So that’s why I like long exposures for waterfalls. Because that’s what I like. 🙂
No other reason is required.
I love these spots and the challenge of trying to capture the mood of the scene. There are an infinite number of settings available to us to capture the sharpness, motion blur, texture, tone, etc. that appeals to us. Like you imply, there is not one right way. Just what you , the photographer, like.
I enjoy all thoughtfully photographed images of water.
Jackson Frishman says
Nice shots Anne! I’m missing flowing water these days. Moving water is a perfect example of something a still photo simply cannot capture – the photographer always has to choose between one unrealistic interpretation or another. I actually think your shots here are arguably as natural as it gets, with a sense of motion but still retaining detail in the water.
Rachel Cohen says
Gorgeous images Anne! Lovely silky water, and beautiful compositions! 🙂
Jennifer Cox says
Shows just what can be done on a cloudy day, if you pick the right location.
I’ve just bought the NEX6 myself, but will have to wait a few days before I get the chance to really use it. 🙁
As I don’t have any waterfalls near where I live, I’ll have to think of something else. Maybe some shots of the torrential rain that’s forecast to return, in a few days time – that’s a sort of waterfall 😉
Patrick Schilf says
Those are lovely pictures, Anne! The first one is my favourite. Waterfalls seem to be clichè subjects in nature photography but you found a very nice composition and managed to leave open the shutter the exact right amount of time. Just long enough to visualize the water flow but still be able to distinguish the individual streams. I really like!
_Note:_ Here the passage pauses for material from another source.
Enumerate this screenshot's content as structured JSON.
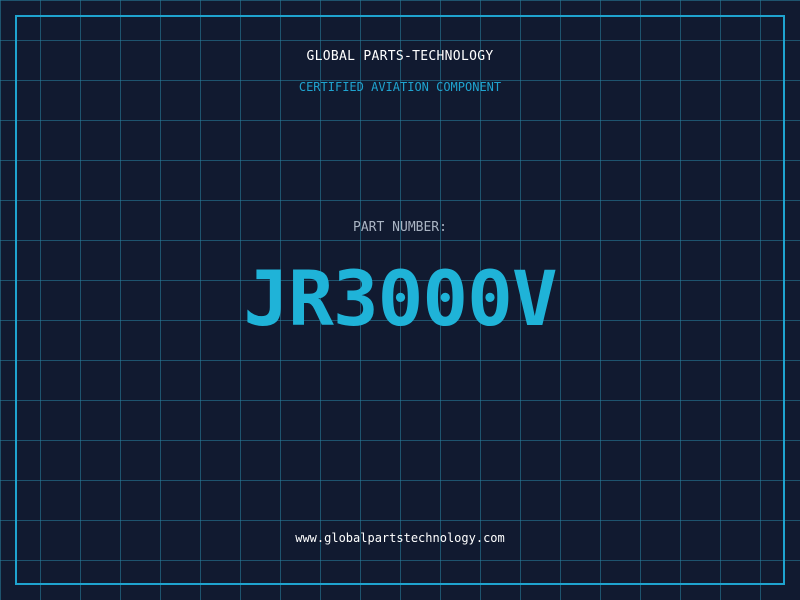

I really like how the rocks look like they are tumbling along with the water in the second shot Anne. I like longer exposures myself for waterfalls. Beautiful images as always.
Pat Yeager says
These are peaceful and beautiful.